The relationship between nerve terminal adenosine triphosphatases and neurotransmitter release: As determined by the use of antidepressant and other CNS-active drugs

John C Gilbert, M. G. Wyllie

    Research output: Contribution to journalArticle

    Abstract

    The role of adenosine triphosphatases (ATPases) in neurotransmitter release was studied using nerve terminals (synaptosomes) prepared from rat cerebral cortex as a model. Amitriptyline, nortriptyline, protriptyline, desipramine and imipramine were found to inhibit ATPases at concentrations of 10-5 (M) and above.
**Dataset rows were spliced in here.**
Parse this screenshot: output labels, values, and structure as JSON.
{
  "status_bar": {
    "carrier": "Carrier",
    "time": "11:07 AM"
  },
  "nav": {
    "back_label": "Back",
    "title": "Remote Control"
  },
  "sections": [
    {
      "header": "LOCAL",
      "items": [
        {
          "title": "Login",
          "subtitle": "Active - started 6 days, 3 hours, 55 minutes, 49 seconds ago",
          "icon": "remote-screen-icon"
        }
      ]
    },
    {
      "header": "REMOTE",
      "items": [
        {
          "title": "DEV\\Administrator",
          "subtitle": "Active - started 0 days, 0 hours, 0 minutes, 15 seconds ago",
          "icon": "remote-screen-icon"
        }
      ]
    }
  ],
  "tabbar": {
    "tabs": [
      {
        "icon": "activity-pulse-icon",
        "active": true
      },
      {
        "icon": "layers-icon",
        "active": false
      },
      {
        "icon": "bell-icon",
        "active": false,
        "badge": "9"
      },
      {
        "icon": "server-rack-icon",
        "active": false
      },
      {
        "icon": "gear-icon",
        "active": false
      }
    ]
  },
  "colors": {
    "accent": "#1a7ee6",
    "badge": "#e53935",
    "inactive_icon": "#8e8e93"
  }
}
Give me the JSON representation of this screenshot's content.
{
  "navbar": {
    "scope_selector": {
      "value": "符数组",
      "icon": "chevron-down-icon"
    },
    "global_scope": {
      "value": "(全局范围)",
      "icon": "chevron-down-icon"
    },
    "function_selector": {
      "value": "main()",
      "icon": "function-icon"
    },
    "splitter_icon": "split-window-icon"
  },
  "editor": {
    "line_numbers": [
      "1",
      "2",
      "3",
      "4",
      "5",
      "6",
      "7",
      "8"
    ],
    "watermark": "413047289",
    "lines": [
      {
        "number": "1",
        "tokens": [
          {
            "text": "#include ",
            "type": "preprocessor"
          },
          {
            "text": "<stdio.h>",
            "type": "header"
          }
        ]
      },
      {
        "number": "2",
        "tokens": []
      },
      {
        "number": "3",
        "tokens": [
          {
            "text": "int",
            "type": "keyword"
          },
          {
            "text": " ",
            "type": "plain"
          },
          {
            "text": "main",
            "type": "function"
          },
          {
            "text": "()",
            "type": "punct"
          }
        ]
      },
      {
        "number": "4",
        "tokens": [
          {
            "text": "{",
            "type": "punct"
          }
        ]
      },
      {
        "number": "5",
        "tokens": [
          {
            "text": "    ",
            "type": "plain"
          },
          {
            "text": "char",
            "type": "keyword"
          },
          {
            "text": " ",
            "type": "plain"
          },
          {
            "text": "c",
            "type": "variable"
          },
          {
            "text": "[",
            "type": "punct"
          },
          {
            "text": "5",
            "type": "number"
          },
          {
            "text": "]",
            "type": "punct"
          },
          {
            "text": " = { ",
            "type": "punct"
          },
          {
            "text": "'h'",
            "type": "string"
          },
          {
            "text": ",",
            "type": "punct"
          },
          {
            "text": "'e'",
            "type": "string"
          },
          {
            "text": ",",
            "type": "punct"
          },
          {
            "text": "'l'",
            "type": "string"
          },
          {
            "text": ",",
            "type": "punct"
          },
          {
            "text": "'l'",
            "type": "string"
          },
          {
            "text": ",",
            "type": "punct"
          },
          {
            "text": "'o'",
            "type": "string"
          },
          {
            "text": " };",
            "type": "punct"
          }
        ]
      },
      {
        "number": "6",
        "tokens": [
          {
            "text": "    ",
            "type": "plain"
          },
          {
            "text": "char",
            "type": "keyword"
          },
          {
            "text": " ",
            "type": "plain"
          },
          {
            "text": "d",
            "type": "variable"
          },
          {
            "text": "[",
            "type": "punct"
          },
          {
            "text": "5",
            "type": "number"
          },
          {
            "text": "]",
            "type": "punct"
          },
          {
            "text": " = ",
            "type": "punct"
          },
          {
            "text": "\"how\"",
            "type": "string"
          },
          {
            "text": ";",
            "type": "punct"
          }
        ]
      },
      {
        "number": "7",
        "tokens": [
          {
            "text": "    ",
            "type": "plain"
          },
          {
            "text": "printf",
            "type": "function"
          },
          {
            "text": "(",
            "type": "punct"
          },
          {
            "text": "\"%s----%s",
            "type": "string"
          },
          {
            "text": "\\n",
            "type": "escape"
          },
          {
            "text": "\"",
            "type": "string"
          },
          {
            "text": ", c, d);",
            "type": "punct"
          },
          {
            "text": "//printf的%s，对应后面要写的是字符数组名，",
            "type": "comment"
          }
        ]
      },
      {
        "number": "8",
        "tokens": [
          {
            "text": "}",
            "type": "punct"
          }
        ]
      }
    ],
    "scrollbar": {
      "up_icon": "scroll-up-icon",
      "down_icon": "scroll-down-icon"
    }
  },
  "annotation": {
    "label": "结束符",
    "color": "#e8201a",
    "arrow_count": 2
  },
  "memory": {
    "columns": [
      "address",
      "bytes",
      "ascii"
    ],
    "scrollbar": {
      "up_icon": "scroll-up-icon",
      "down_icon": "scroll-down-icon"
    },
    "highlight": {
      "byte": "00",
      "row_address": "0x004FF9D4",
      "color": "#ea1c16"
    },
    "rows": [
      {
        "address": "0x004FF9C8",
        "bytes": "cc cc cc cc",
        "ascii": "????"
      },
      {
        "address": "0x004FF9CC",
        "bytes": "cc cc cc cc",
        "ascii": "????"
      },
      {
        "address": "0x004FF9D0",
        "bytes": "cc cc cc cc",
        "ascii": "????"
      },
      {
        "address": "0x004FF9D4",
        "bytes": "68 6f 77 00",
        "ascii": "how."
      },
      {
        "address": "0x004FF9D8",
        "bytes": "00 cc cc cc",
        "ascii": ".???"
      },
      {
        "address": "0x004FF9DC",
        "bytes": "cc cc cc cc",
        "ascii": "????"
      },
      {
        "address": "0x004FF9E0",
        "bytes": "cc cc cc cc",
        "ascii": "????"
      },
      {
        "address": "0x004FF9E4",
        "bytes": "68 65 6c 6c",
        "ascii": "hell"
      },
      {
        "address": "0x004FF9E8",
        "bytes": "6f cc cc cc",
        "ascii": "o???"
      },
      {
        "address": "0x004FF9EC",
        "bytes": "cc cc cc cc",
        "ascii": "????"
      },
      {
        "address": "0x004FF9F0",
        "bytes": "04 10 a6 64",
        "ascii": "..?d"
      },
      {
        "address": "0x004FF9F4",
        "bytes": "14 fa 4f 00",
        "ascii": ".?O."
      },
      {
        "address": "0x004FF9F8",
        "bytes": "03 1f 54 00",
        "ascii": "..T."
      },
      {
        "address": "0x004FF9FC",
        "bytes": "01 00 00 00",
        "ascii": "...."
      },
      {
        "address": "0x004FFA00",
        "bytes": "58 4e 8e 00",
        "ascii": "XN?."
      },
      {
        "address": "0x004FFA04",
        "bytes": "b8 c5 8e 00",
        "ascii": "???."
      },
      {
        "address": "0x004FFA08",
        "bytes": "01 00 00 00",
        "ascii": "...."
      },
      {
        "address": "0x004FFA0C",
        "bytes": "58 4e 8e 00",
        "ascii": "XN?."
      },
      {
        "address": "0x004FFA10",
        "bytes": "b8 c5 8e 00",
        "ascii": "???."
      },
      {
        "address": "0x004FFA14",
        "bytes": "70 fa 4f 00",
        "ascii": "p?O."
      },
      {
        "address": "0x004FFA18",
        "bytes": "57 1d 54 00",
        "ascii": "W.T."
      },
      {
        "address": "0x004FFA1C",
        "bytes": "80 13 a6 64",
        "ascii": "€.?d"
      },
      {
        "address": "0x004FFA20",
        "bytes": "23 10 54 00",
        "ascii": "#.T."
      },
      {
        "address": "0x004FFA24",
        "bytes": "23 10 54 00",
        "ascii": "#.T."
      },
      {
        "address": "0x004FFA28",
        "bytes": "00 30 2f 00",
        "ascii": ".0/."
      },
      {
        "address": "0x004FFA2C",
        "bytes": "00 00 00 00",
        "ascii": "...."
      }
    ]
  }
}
The drugs inhibited both the basal and electrically evoked release of acetylcholine (ACh) and noradrenaline (NA) at concentrations of 10-4 (M) and above. At low concentrations of antidepressants (10-8 and 10-7 M) release of NA was enhanced but there was no affect on ACh release. Other drugs which inhibit Na+, K+-ATPase increased basal NA release as did drugs which inhibited vesicular Mg2+-ATPase. A model is proposed suggesting that transmitter release/re-uptake depends on (1) active Na+, K+-ATPase at the presynaptic membrane and (2) an active synaptic vesicular Mg2+-ATPase.

    Original languageEnglish
    Pages (from-to)215-225
    Number of pages11
    JournalBritish Journal of Pharmacology
    Volume69
    Issue number2
    Publication statusPublished - 1980

    Fingerprint Dive into the research topics of 'The relationship between nerve terminal adenosine triphosphatases and neurotransmitter release: As determined by the use of antidepressant and other CNS-active drugs'. Together they form a unique fingerprint.

  • Cite this